Task statement -> Lines that include "Michigan" make up the answer; copy all of them from the data below.

** Opening Record extracts block **

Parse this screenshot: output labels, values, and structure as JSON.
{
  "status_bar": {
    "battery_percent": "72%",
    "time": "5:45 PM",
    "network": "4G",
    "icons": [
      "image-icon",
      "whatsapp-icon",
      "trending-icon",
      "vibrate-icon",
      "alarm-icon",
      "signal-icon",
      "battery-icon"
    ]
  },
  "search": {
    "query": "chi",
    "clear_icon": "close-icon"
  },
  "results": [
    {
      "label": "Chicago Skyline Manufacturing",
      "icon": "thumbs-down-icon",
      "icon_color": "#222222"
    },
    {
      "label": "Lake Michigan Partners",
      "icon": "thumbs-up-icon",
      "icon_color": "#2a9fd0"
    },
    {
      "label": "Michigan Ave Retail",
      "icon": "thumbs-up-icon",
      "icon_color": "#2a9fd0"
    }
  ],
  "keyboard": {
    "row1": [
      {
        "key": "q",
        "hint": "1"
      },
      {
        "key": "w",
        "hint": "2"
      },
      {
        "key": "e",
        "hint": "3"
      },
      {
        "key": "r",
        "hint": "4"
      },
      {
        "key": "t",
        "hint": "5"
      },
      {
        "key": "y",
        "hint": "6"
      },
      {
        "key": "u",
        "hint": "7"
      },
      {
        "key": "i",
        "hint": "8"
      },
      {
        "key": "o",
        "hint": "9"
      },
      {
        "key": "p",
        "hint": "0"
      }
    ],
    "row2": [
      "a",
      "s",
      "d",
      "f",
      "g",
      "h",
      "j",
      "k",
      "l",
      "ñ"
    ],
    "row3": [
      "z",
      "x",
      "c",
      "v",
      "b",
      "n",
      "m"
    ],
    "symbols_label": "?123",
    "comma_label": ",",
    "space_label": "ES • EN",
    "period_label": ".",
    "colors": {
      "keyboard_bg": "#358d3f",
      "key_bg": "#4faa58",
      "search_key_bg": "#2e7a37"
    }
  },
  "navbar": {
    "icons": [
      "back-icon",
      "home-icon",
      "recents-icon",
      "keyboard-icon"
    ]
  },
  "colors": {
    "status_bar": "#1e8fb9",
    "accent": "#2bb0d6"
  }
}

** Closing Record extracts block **

Answer for this exercise ->
      "label": "Lake Michigan Partners",
      "label": "Michigan Ave Retail",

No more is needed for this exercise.